- Heat 2 tablespoons of cooking oil in a wok, crumble the tofu into fairly large pieces, fry well while adding salt to taste, then remove and set aside on a plate.
- Add 1 tablespoon of cooking oil to the wok, then stir fry the bitter melon slices. The longer you fry it and the thinner it is sliced, the less bitter it will be.
- Return the tofu to the wok and stir fry with the melon. Beat eggs and add to wok. Mix everything together well until eggs cook, and salt to taste.
- At the last moment, pour a small amount of soy sauce around the edge of the frying pan for extra taste. Mix all ingredients quickly and remove from heat immediately.
Another simple traditional dish for this time of year is Millet and Red Date Congee. For this recipe take about ½ cup of millet and 5 dried Chinese red dates (紅棗) and place in a pot of 6-8 cups of water (use 6 cups for a more creamy congee, or use 8 for more watery). Bring to a boil and then reduce flame to simmer for 45 minutes or longer, until the millet has broken down and the resulting congee is creamy. Remove from heat and add a small amount of brown sugar to taste.
Millet is said to moisten the Yin and nourish the blood, and the red dates are also blood and Qi nourishing. Too much sweating depletes the body fluids and can eventually damage the Qi and blood. Even though this is a warm dish, it can replenish the body after outdoor activity in hot weather that induces significant sweating.

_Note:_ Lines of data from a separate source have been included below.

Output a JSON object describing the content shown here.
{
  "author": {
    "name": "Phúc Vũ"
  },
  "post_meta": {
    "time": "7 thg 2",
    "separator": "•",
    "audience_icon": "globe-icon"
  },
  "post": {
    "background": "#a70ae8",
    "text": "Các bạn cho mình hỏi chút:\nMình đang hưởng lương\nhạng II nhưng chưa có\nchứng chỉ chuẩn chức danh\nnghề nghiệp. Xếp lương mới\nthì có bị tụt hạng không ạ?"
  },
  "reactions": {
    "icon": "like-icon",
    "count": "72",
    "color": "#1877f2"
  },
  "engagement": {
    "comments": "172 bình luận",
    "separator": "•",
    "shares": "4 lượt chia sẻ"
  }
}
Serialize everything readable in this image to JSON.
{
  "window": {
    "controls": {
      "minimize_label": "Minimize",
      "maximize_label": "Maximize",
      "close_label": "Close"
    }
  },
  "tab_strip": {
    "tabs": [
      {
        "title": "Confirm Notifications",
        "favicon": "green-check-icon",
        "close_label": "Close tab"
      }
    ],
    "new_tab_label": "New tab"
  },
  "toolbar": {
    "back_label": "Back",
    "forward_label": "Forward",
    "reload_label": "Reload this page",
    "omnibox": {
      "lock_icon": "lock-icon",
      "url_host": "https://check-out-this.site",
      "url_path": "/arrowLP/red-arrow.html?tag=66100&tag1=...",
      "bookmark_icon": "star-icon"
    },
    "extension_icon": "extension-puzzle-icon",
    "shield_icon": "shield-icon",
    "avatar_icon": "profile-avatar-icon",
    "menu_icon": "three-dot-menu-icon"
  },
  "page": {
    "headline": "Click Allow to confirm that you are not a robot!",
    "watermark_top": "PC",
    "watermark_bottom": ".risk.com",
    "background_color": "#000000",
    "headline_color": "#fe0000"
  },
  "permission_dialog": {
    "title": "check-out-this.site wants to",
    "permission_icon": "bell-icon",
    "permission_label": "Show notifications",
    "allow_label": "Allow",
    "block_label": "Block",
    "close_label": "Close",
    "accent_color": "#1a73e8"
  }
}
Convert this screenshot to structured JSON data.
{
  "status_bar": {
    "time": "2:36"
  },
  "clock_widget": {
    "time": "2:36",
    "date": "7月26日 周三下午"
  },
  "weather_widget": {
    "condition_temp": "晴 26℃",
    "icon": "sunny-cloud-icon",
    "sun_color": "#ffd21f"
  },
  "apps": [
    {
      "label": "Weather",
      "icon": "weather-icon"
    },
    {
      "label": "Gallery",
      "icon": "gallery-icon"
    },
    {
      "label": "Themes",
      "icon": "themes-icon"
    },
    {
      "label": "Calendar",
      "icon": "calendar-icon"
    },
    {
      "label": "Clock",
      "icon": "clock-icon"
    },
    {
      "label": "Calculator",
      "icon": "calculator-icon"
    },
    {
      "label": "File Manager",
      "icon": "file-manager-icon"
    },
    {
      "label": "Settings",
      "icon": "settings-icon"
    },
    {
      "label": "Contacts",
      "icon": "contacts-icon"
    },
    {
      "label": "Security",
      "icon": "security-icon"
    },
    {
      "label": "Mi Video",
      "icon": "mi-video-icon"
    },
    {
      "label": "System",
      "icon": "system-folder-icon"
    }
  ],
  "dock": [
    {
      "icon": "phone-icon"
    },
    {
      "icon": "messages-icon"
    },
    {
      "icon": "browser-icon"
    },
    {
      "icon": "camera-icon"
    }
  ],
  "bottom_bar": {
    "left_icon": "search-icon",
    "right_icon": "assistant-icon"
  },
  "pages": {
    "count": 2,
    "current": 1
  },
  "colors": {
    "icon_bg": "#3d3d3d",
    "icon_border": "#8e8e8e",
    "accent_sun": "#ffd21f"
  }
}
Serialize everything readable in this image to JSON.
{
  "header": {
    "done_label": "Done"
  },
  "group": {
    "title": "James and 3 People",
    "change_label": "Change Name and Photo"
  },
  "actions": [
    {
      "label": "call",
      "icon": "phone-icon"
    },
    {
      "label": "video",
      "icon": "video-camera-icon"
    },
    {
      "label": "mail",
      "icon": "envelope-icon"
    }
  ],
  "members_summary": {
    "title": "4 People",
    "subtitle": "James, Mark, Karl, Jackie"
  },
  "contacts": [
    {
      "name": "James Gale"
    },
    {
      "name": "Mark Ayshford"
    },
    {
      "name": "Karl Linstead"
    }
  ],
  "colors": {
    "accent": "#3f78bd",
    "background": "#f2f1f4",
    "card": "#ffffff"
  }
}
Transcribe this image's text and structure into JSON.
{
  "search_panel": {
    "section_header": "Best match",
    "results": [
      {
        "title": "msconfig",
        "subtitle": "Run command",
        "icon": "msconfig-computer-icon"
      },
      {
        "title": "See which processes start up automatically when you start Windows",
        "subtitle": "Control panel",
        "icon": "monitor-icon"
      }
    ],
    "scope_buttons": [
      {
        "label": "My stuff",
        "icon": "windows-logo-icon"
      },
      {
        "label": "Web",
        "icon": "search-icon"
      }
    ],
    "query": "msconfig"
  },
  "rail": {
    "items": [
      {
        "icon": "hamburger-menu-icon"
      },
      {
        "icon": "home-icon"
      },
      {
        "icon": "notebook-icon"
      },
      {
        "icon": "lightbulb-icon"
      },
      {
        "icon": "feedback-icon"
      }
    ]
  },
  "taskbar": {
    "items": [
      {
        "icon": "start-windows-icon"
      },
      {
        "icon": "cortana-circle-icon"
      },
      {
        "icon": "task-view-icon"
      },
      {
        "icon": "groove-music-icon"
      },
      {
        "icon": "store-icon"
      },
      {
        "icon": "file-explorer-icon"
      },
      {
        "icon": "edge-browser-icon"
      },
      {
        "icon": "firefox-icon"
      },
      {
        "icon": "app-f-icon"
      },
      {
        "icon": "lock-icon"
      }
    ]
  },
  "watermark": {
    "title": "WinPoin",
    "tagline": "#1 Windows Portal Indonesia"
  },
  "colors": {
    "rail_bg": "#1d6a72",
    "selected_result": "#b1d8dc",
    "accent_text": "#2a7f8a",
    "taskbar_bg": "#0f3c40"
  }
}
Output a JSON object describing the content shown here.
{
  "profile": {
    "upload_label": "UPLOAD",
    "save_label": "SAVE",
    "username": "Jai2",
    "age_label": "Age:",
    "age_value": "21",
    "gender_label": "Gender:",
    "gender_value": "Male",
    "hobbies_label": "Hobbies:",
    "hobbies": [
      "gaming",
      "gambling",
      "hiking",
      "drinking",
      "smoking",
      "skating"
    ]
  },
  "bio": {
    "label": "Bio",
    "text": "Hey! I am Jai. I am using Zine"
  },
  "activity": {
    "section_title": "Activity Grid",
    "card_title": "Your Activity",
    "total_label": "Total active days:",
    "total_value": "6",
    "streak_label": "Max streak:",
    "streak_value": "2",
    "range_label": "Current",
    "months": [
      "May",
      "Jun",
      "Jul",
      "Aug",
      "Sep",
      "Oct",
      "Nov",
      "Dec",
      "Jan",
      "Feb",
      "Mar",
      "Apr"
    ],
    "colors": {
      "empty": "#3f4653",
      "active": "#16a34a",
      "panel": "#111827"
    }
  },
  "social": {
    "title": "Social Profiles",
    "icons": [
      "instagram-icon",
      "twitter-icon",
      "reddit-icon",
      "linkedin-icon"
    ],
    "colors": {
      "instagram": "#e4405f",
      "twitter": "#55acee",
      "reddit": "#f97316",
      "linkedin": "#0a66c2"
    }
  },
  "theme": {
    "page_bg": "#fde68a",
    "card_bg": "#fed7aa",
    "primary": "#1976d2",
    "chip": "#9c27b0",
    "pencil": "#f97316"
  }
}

I hope everyone is having a great summer and staying healthy!